In the copy, every line of the material that follows must appear exactly, and no pictures should.
========================================================================
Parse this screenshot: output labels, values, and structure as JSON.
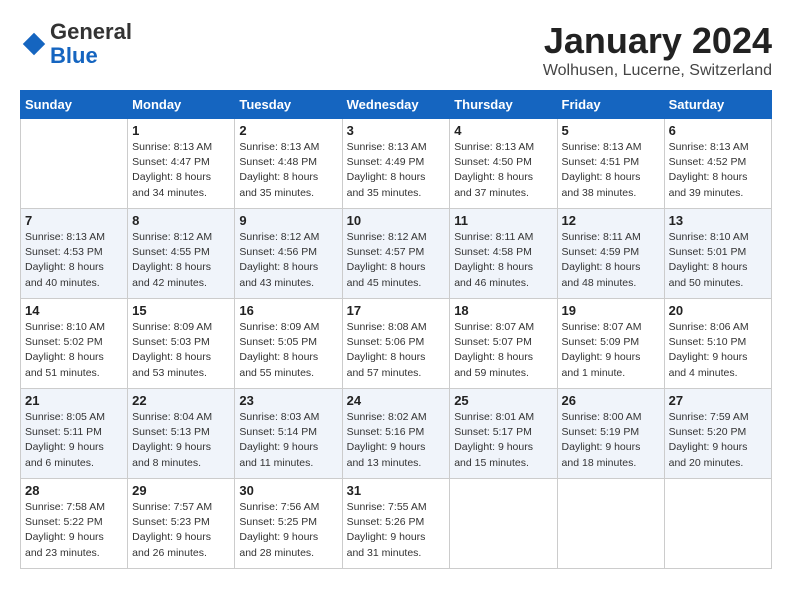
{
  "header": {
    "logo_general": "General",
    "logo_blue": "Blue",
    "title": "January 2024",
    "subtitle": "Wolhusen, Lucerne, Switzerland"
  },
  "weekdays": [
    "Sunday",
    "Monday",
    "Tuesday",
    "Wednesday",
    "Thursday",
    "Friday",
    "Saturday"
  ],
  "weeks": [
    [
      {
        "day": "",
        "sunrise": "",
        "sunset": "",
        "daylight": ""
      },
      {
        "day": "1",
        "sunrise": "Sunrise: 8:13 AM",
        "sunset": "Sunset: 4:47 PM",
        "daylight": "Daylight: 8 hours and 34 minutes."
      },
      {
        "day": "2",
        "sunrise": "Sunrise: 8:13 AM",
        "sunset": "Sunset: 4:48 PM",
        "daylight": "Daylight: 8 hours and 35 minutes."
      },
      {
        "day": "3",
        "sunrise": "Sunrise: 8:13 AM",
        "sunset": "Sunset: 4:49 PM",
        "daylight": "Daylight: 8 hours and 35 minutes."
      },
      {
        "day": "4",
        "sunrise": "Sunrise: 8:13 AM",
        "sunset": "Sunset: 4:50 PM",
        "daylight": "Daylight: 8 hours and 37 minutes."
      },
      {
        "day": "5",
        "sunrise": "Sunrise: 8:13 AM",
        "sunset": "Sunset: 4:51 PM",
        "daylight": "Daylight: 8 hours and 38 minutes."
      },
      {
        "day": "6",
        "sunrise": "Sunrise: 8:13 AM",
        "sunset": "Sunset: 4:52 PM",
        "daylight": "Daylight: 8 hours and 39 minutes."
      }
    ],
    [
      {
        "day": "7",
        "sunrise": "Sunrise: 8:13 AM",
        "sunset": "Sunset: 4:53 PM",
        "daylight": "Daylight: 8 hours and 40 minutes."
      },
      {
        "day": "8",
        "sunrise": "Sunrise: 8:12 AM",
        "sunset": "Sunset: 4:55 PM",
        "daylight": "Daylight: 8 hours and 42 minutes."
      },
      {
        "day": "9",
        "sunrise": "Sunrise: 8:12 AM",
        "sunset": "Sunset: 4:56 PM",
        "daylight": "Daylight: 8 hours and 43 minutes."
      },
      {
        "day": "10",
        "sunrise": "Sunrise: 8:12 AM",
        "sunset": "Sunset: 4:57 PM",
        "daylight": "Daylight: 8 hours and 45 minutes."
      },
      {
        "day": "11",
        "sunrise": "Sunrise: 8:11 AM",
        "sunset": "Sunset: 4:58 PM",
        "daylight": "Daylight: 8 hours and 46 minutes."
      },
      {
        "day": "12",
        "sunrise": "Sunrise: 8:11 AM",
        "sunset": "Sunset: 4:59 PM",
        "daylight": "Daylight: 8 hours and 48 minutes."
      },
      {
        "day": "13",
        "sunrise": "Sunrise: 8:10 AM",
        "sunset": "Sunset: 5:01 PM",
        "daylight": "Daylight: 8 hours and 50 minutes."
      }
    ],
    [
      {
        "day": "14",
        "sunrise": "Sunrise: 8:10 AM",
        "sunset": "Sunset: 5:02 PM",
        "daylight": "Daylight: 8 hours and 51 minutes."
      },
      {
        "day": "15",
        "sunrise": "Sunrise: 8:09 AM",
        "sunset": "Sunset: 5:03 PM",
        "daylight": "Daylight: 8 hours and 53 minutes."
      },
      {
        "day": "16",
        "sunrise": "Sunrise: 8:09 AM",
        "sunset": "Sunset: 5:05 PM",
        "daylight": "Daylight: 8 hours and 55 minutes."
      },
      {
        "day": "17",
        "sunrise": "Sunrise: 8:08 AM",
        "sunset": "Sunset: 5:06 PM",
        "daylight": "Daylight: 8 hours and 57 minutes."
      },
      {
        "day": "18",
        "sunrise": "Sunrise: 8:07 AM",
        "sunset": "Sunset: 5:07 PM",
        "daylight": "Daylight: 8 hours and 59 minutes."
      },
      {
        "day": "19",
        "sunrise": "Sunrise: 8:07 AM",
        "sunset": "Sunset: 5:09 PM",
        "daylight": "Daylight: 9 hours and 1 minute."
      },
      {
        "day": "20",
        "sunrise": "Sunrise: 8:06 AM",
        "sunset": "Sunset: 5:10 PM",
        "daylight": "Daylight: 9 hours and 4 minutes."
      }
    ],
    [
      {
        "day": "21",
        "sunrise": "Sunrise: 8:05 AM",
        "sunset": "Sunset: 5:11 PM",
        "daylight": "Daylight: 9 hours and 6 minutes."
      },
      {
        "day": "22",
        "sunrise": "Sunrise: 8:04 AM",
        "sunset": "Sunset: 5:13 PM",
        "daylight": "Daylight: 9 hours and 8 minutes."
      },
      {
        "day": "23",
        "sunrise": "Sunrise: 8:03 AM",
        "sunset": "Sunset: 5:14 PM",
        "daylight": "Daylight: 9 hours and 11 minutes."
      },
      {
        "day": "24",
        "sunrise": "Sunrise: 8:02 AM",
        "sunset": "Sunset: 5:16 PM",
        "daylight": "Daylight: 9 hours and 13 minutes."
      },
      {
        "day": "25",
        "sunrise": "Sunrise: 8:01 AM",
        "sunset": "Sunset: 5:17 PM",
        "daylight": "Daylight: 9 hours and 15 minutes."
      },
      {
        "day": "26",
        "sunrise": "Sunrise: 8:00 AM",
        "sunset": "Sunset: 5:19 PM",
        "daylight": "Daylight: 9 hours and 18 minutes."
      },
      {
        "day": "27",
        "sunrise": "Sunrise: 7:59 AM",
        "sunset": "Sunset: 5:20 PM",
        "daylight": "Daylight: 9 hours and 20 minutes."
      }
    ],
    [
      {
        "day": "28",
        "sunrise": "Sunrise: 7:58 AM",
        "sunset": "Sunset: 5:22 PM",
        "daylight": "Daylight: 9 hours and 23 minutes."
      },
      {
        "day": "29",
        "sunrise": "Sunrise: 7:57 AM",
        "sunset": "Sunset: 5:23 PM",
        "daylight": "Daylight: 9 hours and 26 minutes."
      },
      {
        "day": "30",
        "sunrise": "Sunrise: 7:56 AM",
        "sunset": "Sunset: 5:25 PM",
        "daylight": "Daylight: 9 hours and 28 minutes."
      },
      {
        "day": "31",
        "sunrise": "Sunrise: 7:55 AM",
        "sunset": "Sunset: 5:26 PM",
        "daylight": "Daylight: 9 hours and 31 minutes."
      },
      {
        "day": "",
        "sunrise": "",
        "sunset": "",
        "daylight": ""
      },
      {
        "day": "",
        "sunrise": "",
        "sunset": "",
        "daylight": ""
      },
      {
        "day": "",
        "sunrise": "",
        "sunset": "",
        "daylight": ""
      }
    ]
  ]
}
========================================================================
SOLUTION TO THIS TASK -
Parse this screenshot: output labels, values, and structure as JSON.
{
  "header": {
    "logo_general": "General",
    "logo_blue": "Blue",
    "title": "January 2024",
    "subtitle": "Wolhusen, Lucerne, Switzerland"
  },
  "weekdays": [
    "Sunday",
    "Monday",
    "Tuesday",
    "Wednesday",
    "Thursday",
    "Friday",
    "Saturday"
  ],
  "weeks": [
    [
      {
        "day": "",
        "sunrise": "",
        "sunset": "",
        "daylight": ""
      },
      {
        "day": "1",
        "sunrise": "Sunrise: 8:13 AM",
        "sunset": "Sunset: 4:47 PM",
        "daylight": "Daylight: 8 hours and 34 minutes."
      },
      {
        "day": "2",
        "sunrise": "Sunrise: 8:13 AM",
        "sunset": "Sunset: 4:48 PM",
        "daylight": "Daylight: 8 hours and 35 minutes."
      },
      {
        "day": "3",
        "sunrise": "Sunrise: 8:13 AM",
        "sunset": "Sunset: 4:49 PM",
        "daylight": "Daylight: 8 hours and 35 minutes."
      },
      {
        "day": "4",
        "sunrise": "Sunrise: 8:13 AM",
        "sunset": "Sunset: 4:50 PM",
        "daylight": "Daylight: 8 hours and 37 minutes."
      },
      {
        "day": "5",
        "sunrise": "Sunrise: 8:13 AM",
        "sunset": "Sunset: 4:51 PM",
        "daylight": "Daylight: 8 hours and 38 minutes."
      },
      {
        "day": "6",
        "sunrise": "Sunrise: 8:13 AM",
        "sunset": "Sunset: 4:52 PM",
        "daylight": "Daylight: 8 hours and 39 minutes."
      }
    ],
    [
      {
        "day": "7",
        "sunrise": "Sunrise: 8:13 AM",
        "sunset": "Sunset: 4:53 PM",
        "daylight": "Daylight: 8 hours and 40 minutes."
      },
      {
        "day": "8",
        "sunrise": "Sunrise: 8:12 AM",
        "sunset": "Sunset: 4:55 PM",
        "daylight": "Daylight: 8 hours and 42 minutes."
      },
      {
        "day": "9",
        "sunrise": "Sunrise: 8:12 AM",
        "sunset": "Sunset: 4:56 PM",
        "daylight": "Daylight: 8 hours and 43 minutes."
      },
      {
        "day": "10",
        "sunrise": "Sunrise: 8:12 AM",
        "sunset": "Sunset: 4:57 PM",
        "daylight": "Daylight: 8 hours and 45 minutes."
      },
      {
        "day": "11",
        "sunrise": "Sunrise: 8:11 AM",
        "sunset": "Sunset: 4:58 PM",
        "daylight": "Daylight: 8 hours and 46 minutes."
      },
      {
        "day": "12",
        "sunrise": "Sunrise: 8:11 AM",
        "sunset": "Sunset: 4:59 PM",
        "daylight": "Daylight: 8 hours and 48 minutes."
      },
      {
        "day": "13",
        "sunrise": "Sunrise: 8:10 AM",
        "sunset": "Sunset: 5:01 PM",
        "daylight": "Daylight: 8 hours and 50 minutes."
      }
    ],
    [
      {
        "day": "14",
        "sunrise": "Sunrise: 8:10 AM",
        "sunset": "Sunset: 5:02 PM",
        "daylight": "Daylight: 8 hours and 51 minutes."
      },
      {
        "day": "15",
        "sunrise": "Sunrise: 8:09 AM",
        "sunset": "Sunset: 5:03 PM",
        "daylight": "Daylight: 8 hours and 53 minutes."
      },
      {
        "day": "16",
        "sunrise": "Sunrise: 8:09 AM",
        "sunset": "Sunset: 5:05 PM",
        "daylight": "Daylight: 8 hours and 55 minutes."
      },
      {
        "day": "17",
        "sunrise": "Sunrise: 8:08 AM",
        "sunset": "Sunset: 5:06 PM",
        "daylight": "Daylight: 8 hours and 57 minutes."
      },
      {
        "day": "18",
        "sunrise": "Sunrise: 8:07 AM",
        "sunset": "Sunset: 5:07 PM",
        "daylight": "Daylight: 8 hours and 59 minutes."
      },
      {
        "day": "19",
        "sunrise": "Sunrise: 8:07 AM",
        "sunset": "Sunset: 5:09 PM",
        "daylight": "Daylight: 9 hours and 1 minute."
      },
      {
        "day": "20",
        "sunrise": "Sunrise: 8:06 AM",
        "sunset": "Sunset: 5:10 PM",
        "daylight": "Daylight: 9 hours and 4 minutes."
      }
    ],
    [
      {
        "day": "21",
        "sunrise": "Sunrise: 8:05 AM",
        "sunset": "Sunset: 5:11 PM",
        "daylight": "Daylight: 9 hours and 6 minutes."
      },
      {
        "day": "22",
        "sunrise": "Sunrise: 8:04 AM",
        "sunset": "Sunset: 5:13 PM",
        "daylight": "Daylight: 9 hours and 8 minutes."
      },
      {
        "day": "23",
        "sunrise": "Sunrise: 8:03 AM",
        "sunset": "Sunset: 5:14 PM",
        "daylight": "Daylight: 9 hours and 11 minutes."
      },
      {
        "day": "24",
        "sunrise": "Sunrise: 8:02 AM",
        "sunset": "Sunset: 5:16 PM",
        "daylight": "Daylight: 9 hours and 13 minutes."
      },
      {
        "day": "25",
        "sunrise": "Sunrise: 8:01 AM",
        "sunset": "Sunset: 5:17 PM",
        "daylight": "Daylight: 9 hours and 15 minutes."
      },
      {
        "day": "26",
        "sunrise": "Sunrise: 8:00 AM",
        "sunset": "Sunset: 5:19 PM",
        "daylight": "Daylight: 9 hours and 18 minutes."
      },
      {
        "day": "27",
        "sunrise": "Sunrise: 7:59 AM",
        "sunset": "Sunset: 5:20 PM",
        "daylight": "Daylight: 9 hours and 20 minutes."
      }
    ],
    [
      {
        "day": "28",
        "sunrise": "Sunrise: 7:58 AM",
        "sunset": "Sunset: 5:22 PM",
        "daylight": "Daylight: 9 hours and 23 minutes."
      },
      {
        "day": "29",
        "sunrise": "Sunrise: 7:57 AM",
        "sunset": "Sunset: 5:23 PM",
        "daylight": "Daylight: 9 hours and 26 minutes."
      },
      {
        "day": "30",
        "sunrise": "Sunrise: 7:56 AM",
        "sunset": "Sunset: 5:25 PM",
        "daylight": "Daylight: 9 hours and 28 minutes."
      },
      {
        "day": "31",
        "sunrise": "Sunrise: 7:55 AM",
        "sunset": "Sunset: 5:26 PM",
        "daylight": "Daylight: 9 hours and 31 minutes."
      },
      {
        "day": "",
        "sunrise": "",
        "sunset": "",
        "daylight": ""
      },
      {
        "day": "",
        "sunrise": "",
        "sunset": "",
        "daylight": ""
      },
      {
        "day": "",
        "sunrise": "",
        "sunset": "",
        "daylight": ""
      }
    ]
  ]
}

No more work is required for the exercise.